AIM OF THE EXERCISE
Which lines in the records below contain the word "help"? Return each of them.

Website and app data records
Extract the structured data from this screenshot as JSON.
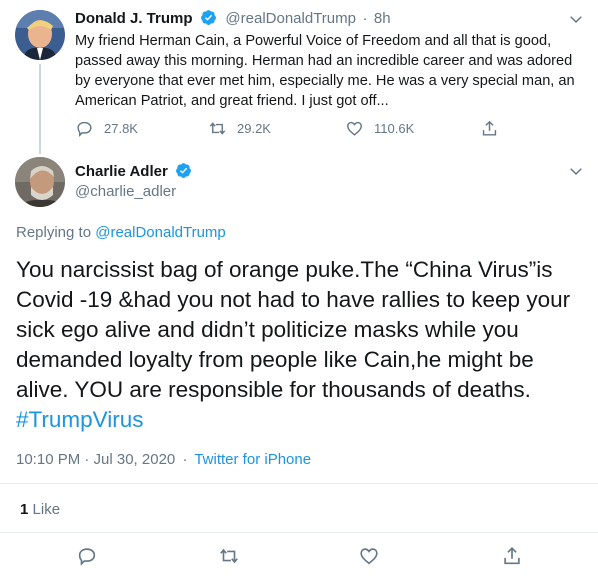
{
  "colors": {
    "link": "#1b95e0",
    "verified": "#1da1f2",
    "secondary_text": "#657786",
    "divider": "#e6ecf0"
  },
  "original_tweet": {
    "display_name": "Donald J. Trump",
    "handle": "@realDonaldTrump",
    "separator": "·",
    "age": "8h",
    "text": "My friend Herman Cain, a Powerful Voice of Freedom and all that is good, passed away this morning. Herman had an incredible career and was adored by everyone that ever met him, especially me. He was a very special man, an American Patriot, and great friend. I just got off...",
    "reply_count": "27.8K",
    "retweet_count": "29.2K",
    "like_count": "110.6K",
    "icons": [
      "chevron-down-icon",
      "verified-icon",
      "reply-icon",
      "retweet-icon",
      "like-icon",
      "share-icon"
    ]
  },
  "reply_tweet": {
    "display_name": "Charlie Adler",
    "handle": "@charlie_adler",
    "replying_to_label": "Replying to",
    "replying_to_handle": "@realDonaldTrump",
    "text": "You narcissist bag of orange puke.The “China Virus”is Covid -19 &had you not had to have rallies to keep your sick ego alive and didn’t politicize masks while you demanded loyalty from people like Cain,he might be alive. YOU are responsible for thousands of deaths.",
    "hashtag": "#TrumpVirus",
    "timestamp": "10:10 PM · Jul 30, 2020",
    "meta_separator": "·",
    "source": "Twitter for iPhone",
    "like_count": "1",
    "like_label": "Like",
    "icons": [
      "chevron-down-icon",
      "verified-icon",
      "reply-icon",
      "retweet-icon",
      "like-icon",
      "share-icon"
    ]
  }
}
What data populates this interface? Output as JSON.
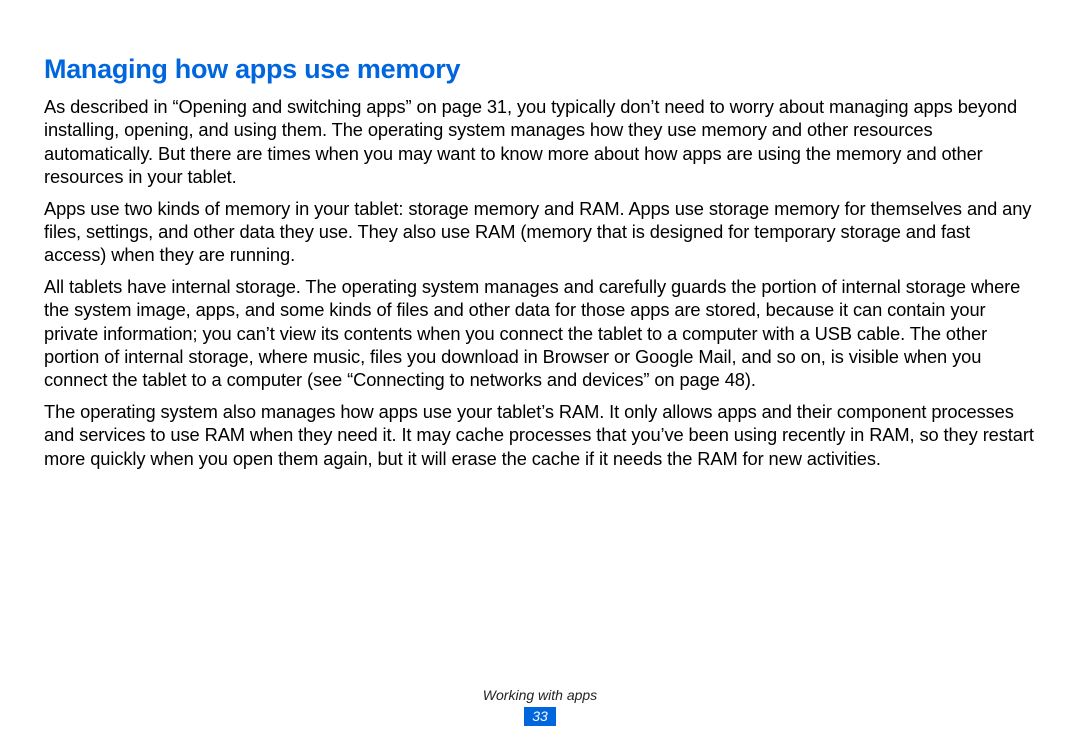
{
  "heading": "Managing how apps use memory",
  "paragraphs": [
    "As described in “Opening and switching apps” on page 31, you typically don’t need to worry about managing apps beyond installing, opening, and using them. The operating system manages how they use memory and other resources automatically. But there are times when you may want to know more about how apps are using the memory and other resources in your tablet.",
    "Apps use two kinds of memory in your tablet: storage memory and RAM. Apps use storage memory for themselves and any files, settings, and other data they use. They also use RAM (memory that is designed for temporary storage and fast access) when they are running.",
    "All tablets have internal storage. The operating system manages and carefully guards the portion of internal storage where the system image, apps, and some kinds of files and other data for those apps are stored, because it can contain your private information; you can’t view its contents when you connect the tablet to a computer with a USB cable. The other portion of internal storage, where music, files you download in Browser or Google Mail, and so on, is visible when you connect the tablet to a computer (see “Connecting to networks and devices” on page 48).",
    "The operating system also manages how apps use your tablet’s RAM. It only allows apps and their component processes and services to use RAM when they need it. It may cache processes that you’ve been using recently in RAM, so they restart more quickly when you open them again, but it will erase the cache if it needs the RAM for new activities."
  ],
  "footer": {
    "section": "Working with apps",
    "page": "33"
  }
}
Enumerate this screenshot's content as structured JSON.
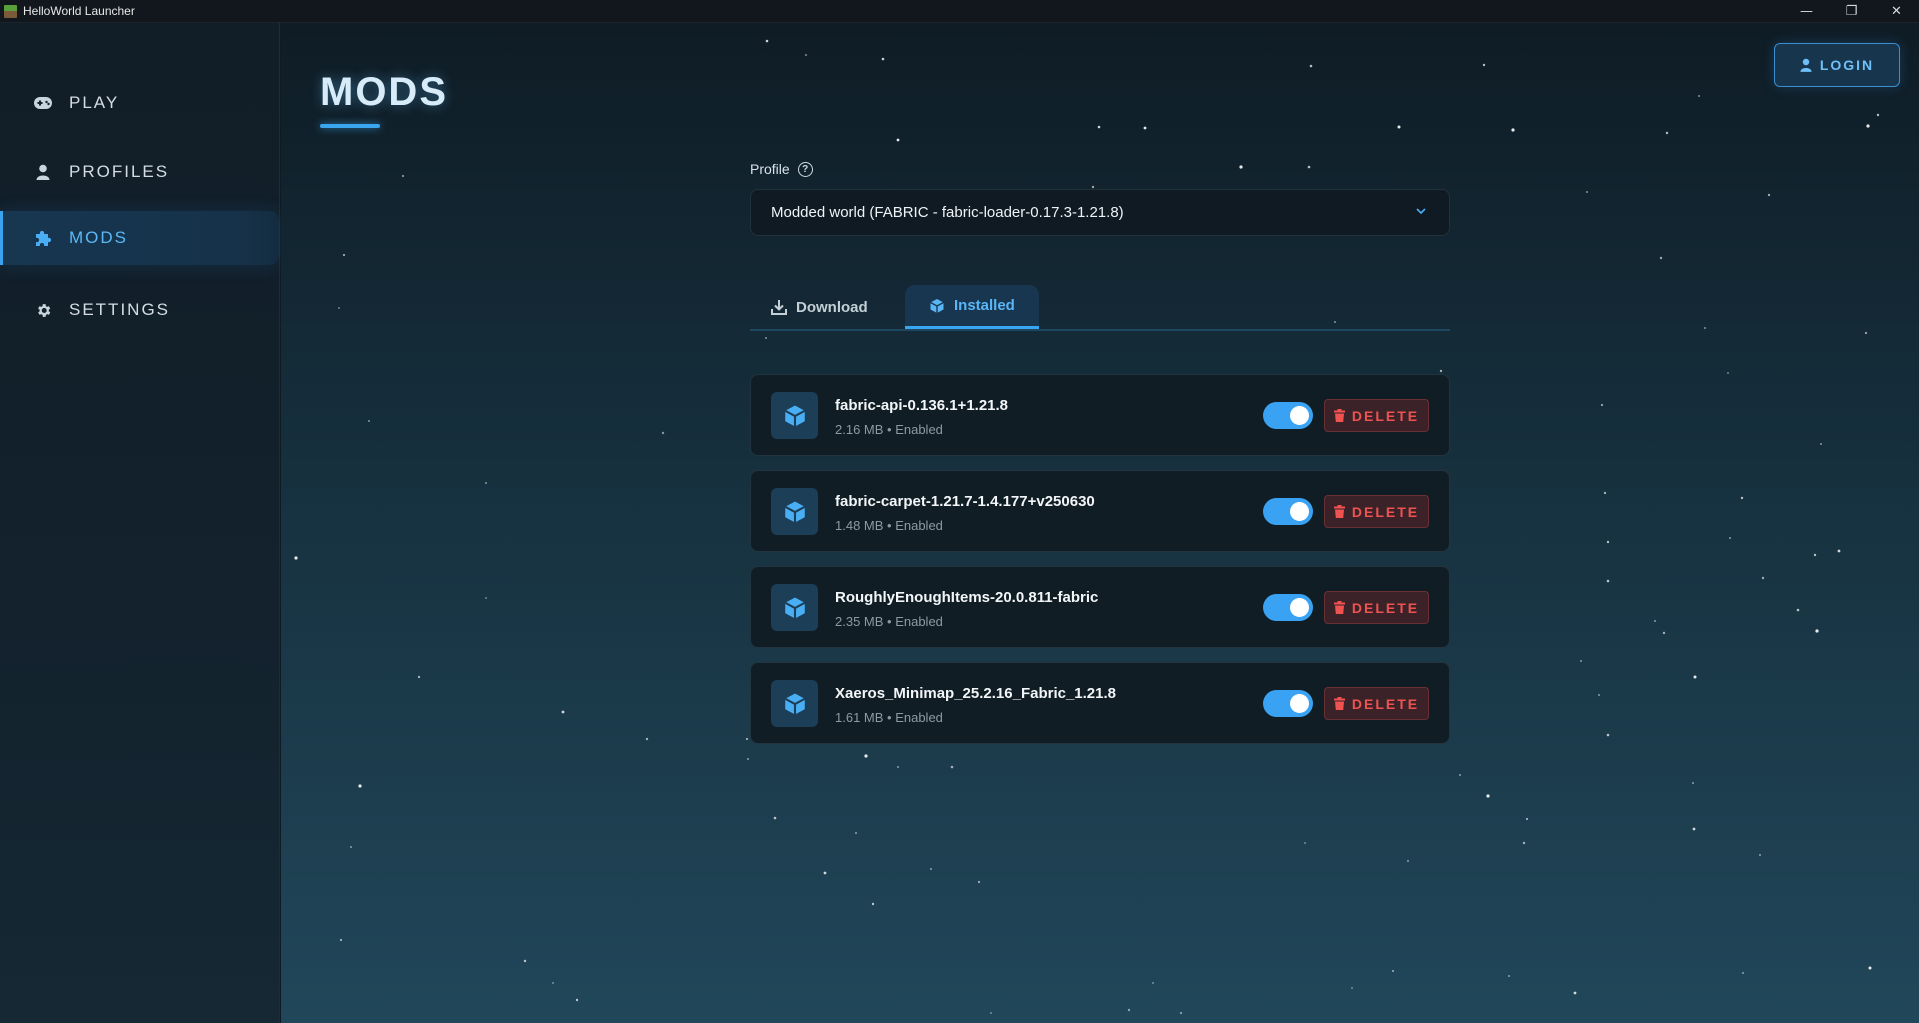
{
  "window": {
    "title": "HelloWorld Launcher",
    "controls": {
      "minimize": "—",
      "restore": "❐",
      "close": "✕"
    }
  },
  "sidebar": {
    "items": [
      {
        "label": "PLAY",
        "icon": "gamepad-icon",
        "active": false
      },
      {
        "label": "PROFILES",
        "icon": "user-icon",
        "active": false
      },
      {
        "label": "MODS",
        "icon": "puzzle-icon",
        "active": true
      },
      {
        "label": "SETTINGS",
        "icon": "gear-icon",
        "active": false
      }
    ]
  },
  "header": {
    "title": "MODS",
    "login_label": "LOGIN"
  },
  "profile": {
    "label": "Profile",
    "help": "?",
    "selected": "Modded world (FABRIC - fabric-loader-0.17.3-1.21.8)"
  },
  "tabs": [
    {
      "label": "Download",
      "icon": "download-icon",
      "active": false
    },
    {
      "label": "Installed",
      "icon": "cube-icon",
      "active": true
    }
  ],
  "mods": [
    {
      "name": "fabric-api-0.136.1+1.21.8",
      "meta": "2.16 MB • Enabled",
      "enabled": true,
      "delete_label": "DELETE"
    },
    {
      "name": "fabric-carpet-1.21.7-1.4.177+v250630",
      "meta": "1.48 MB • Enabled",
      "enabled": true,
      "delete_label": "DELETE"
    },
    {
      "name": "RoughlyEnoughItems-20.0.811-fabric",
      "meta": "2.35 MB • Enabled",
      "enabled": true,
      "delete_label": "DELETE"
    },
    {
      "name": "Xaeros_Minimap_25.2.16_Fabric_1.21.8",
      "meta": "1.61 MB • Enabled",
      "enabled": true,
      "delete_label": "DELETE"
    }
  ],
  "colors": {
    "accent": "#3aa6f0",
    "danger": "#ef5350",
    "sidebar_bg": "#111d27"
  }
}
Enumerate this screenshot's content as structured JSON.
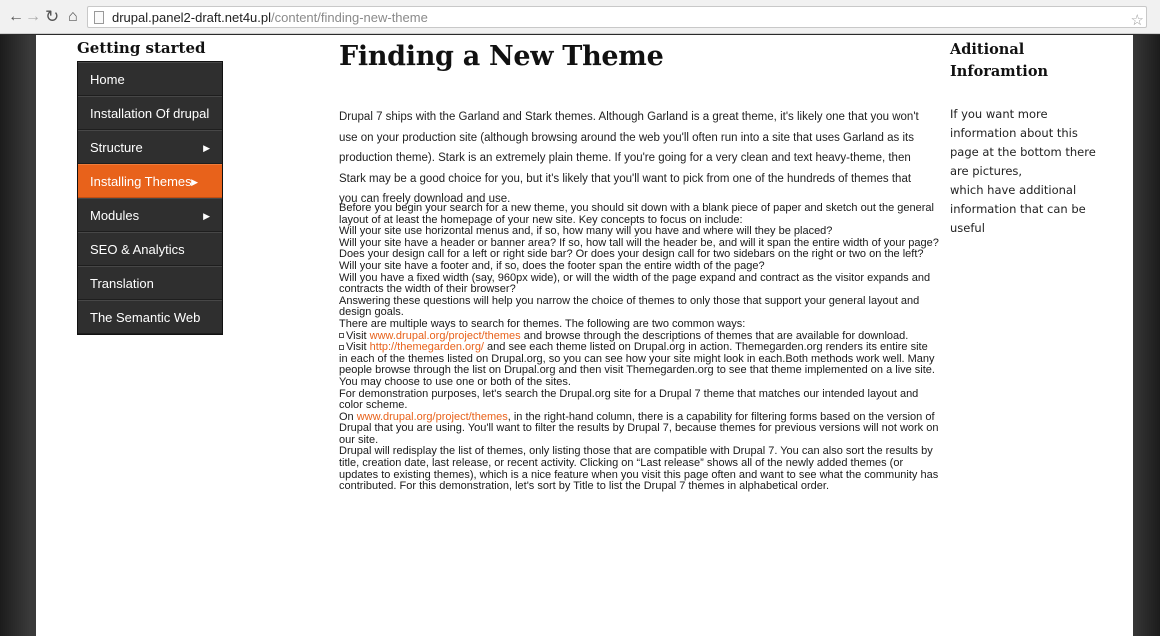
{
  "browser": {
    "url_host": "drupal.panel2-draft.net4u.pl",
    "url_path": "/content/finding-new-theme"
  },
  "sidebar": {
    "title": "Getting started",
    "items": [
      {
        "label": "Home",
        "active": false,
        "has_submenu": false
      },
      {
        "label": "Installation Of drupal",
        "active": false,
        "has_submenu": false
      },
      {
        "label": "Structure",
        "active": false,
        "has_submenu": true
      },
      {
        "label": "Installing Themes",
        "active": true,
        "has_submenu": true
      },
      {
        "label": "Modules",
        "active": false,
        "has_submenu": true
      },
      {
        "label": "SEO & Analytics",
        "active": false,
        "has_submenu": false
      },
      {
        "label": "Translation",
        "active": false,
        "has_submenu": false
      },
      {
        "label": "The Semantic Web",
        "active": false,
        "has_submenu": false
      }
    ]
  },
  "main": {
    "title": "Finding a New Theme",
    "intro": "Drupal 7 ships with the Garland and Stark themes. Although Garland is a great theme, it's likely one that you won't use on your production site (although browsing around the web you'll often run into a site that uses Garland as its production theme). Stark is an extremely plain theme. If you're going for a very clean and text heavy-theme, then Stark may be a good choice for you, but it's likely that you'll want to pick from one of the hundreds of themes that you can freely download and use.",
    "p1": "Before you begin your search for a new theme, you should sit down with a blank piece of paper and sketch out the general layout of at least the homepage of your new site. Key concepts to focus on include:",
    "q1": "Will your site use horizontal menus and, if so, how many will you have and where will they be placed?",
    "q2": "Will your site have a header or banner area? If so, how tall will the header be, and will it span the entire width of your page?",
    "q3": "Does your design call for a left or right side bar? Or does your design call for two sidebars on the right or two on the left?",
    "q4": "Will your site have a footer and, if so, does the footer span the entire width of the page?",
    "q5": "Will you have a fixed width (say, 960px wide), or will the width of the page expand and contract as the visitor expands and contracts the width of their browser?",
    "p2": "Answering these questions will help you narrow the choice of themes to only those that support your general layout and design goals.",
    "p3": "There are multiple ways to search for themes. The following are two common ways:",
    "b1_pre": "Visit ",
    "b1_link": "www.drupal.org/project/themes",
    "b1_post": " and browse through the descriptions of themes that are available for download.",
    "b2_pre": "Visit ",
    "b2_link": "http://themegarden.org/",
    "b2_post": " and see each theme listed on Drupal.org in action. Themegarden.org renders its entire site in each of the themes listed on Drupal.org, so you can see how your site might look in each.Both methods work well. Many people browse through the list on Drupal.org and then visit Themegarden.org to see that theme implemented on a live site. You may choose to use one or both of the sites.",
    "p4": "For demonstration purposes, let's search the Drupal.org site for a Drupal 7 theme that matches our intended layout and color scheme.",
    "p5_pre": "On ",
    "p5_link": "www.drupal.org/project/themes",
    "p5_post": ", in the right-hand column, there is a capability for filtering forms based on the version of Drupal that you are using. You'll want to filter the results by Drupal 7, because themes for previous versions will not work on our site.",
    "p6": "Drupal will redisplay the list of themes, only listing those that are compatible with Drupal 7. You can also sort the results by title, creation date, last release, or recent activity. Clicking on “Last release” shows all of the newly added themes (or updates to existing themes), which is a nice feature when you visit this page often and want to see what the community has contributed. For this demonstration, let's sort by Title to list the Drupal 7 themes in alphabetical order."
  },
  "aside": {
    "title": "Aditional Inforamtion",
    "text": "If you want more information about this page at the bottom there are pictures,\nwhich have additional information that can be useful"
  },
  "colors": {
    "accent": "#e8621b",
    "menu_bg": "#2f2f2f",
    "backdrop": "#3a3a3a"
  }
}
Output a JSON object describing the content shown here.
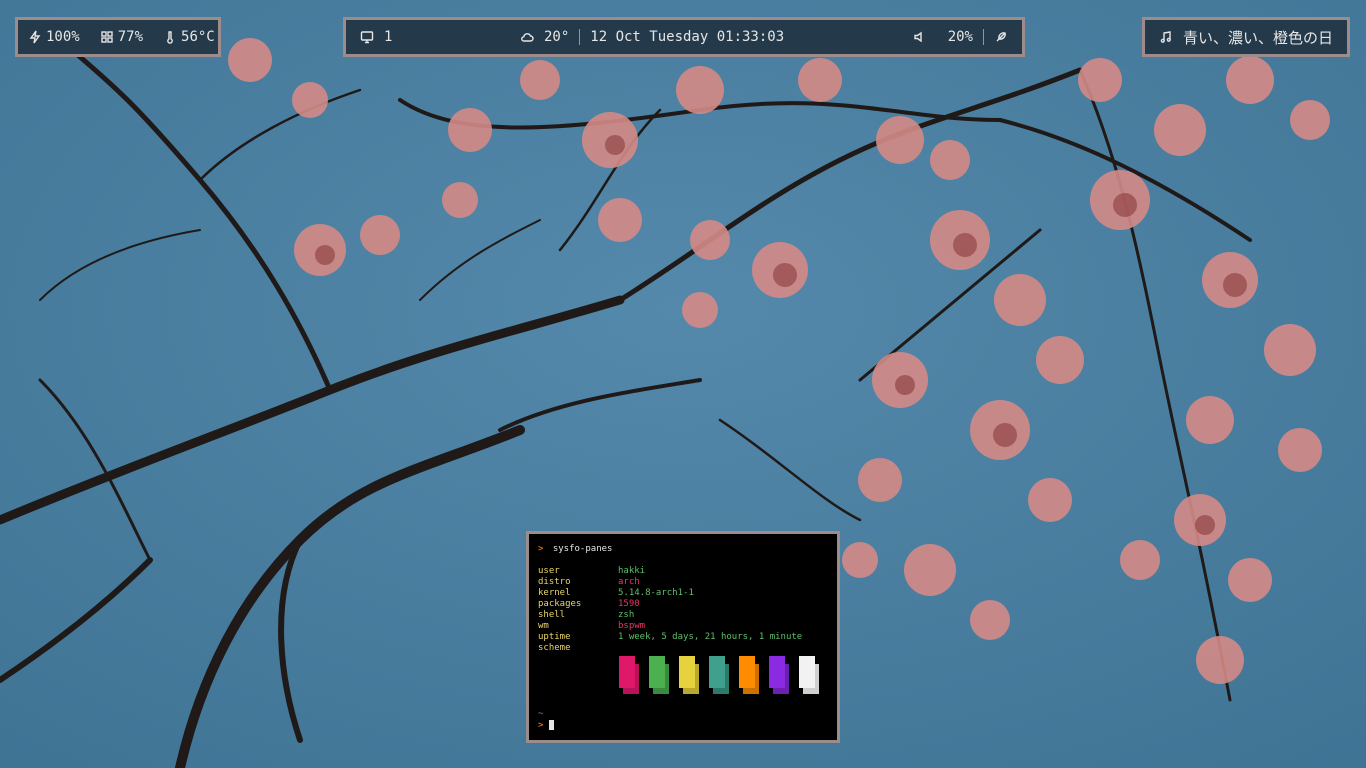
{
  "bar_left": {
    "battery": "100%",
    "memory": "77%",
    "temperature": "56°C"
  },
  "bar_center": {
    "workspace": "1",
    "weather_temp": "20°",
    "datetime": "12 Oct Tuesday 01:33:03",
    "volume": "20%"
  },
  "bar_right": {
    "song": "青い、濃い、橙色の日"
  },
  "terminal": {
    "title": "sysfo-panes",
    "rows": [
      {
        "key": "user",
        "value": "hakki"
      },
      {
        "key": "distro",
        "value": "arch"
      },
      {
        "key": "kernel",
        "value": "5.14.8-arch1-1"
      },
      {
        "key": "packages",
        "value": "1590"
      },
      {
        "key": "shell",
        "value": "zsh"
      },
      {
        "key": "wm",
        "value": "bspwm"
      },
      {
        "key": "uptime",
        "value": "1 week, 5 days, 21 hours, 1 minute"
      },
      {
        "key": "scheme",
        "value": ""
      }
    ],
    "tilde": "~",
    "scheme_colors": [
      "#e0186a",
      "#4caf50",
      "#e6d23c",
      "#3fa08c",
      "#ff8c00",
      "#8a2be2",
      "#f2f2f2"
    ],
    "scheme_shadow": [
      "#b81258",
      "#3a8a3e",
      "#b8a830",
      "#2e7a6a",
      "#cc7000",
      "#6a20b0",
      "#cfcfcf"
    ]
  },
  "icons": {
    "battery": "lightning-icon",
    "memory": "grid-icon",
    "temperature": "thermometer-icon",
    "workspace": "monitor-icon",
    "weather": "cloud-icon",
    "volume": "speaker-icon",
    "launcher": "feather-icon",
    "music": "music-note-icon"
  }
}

TASK RESPONSE
    "help": "?",
    "p2": "Answering these questions will help you narrow the choice of themes to only those that support your general layout and design goals.",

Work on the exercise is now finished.